In a previous post, I argued that we humans are the only animal to bring members of other species into our lives purely for enjoyment. And I asked -- why don't even intelligent creatures such as chimpanzees sometimes take on a pet? After all, they frequently run across baby animals they could fall in love with. Further, as demonstrated by a group of capuchins in Brazil who adopted a marmoset, at least some non-human primates have the ability to feed and care for members of other species. And, as I pointed out, in captivity, animals readily form bonds with other creatures.
My Theory: Pet-Keeping Requires Cultural Evolution
My tentative explanation of why animals living in the wild don't keep pets is that pet-keeping requires a mix of biological and cultural evolution only found in Homo sapiens. Animals with parental care have the biological part of the equation. It comes in the form of the innate predisposition that causes adults to fall for creatures with big eyes and rounded facial features and functions to prod them into doting on their own infants. But other animals don't posses the cultural part of the nature/nurture mix, the learned social rules that tells you whether it is ok or verboten to love a dog or parrot or a pig and treat is as a friend or even a child.
True, lots of species possess the rudiments of culture. For example, chimp societies differ in their tools and in the brutality of their carnivory. (The chimpanzees of the Cote d'Ivoire are prone to disembowel their prey while Gombe chimps prefer to first rip the limbs off their victims.) But as Michael Tomasello of the Max Planck Institute for Evolutionary Anthropology has shown, a two year old human child far outstrips even the smartest chimp when it comes to soaking up cultural knowledge such as how to read a book, which sneakers are cool, or if a puppy should eat at the dinner table or be eaten for dinner.
Are Pets "Viruses of the Mind"?
It is no accident that the only animal on earth that keeps pets is also the most facile copy cat. I am tossing out the idea that pet-keeping may spread across human cultures by way of the hypothetical entities that the evolutionary biologist Richard Dawkins calls memes. Memes are the mental analogs of genes. They are units of culture transmitted from human mind to human mind via imitation. The philosopher Daniel Dennett compares them to parasitic worms that can take over an animal's nervous system, rewire its brain, and manipulate its behavior. Dennett argues that religions act like mental brain worms. So do snatches of songs you can't get out of your head. Brain-wormish memes operate like computer viruses that commandeer your hard drive and uses it to infect other computers. In fact, Dawkins refers to memes as "viruses of the mind."
But, you ask, what evidence do I have to support the completely non-intuitive idea that our love of pets is the result of thought contagion? First, pet-keeping is not a human universal. Human cultures differ widely in the frequency and form of pet-keeping.

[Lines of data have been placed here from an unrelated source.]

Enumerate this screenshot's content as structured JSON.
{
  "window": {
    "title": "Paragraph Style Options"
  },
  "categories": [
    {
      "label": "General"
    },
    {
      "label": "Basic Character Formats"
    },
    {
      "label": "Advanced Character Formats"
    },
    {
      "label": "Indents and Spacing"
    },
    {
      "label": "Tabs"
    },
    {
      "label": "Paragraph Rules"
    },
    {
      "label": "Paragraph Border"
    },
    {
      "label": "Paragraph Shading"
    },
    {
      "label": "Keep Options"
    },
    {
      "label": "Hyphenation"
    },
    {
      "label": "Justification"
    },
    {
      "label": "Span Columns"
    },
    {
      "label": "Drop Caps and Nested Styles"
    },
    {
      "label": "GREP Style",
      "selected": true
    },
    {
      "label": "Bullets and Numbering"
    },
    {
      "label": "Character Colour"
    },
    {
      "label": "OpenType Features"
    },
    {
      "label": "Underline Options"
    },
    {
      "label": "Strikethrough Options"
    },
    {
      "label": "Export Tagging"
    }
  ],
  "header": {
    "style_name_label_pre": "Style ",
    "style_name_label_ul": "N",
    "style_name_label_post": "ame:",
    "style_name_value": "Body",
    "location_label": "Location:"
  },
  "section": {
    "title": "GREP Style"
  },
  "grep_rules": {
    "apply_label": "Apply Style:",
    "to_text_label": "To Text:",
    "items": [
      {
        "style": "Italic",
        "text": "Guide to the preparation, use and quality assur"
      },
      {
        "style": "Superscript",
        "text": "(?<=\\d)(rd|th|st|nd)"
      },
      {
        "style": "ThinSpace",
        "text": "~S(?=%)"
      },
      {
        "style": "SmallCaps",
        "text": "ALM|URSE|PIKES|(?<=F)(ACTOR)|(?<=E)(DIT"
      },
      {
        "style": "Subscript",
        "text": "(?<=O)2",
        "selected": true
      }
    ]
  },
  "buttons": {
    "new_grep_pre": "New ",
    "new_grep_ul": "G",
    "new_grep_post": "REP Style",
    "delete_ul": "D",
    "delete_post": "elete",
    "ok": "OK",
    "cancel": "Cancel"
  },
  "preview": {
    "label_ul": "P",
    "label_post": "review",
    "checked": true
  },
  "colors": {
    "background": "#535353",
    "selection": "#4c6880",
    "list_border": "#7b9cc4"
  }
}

My Kenyan anthropologist friend Nyaga Mwaniki tells me that his native language does not even have a word for pet, and, while people in his village keep mongrels around as guard dogs, they never let the dogs come inside their homes or play with them. In a soon to be published study in the journal Anthrozoös Peter Gray and Sharon Young surveyed pet-keeping practices in sixty cultures. Pets existed in most, but not all, of the societies. Dogs were clearly thought of as pets in only twenty-two of them. And in some of the cultures, "pets" were routinely killed and eaten. In others, lactating women would breastfeed their companion animals. (Breastfed pets included pigs, puppies, monkeys, and bear cubs.)
As revealed by the demographics of pet ownership in Sri Lanka, some memes can either facilitate or inhibit infection by other memes, including memes for pet-keeping. In Colombo, the capital city, your chances of being infected by the pet meme depends on your religion; ninety percent of Buddhists homes include a pet but only five percent of Muslim households do.
Most importantly, unlike genes which take a generation to replicate themselves, memes can spread through a culture at warp speed. When I was kid, there was a short-lived craze for pet baby turtles. I had one and so did all my friends. Who knew that most of them carried salmonella? In 19th century Japan, ornamental mice were the hot pets; today the pets of choice for Japanese children include giant stag beetles.
Do Memes Really Exist?
The truth is that I am agnostic on the literal existence of memes and on Dennett's brain worm analogy. While the meme concept itself has "gone viral," most cultural anthropologists (the real experts on cultural change) are not convinced. However, I find that meme-think offers an interesting, novel, and potentially useful perspective on questions like "why do humans - and only humans - love pets?"
Note that my wife Mary Jean is not keen on the idea that our love for our cat Tilly is the result of a brain worm.
That's ok Tilly. I love you even if you are a mental virus, like that song I can't get out of my head - I think it's Patti Paige crooning "How much is that kitty in window...."
Hal Herzog is Professor of Psychology at Western Carolina University. His new book is Some We Love, Some We Hate, Some We Eat: Why It's So Hard To Think Straight About Animals.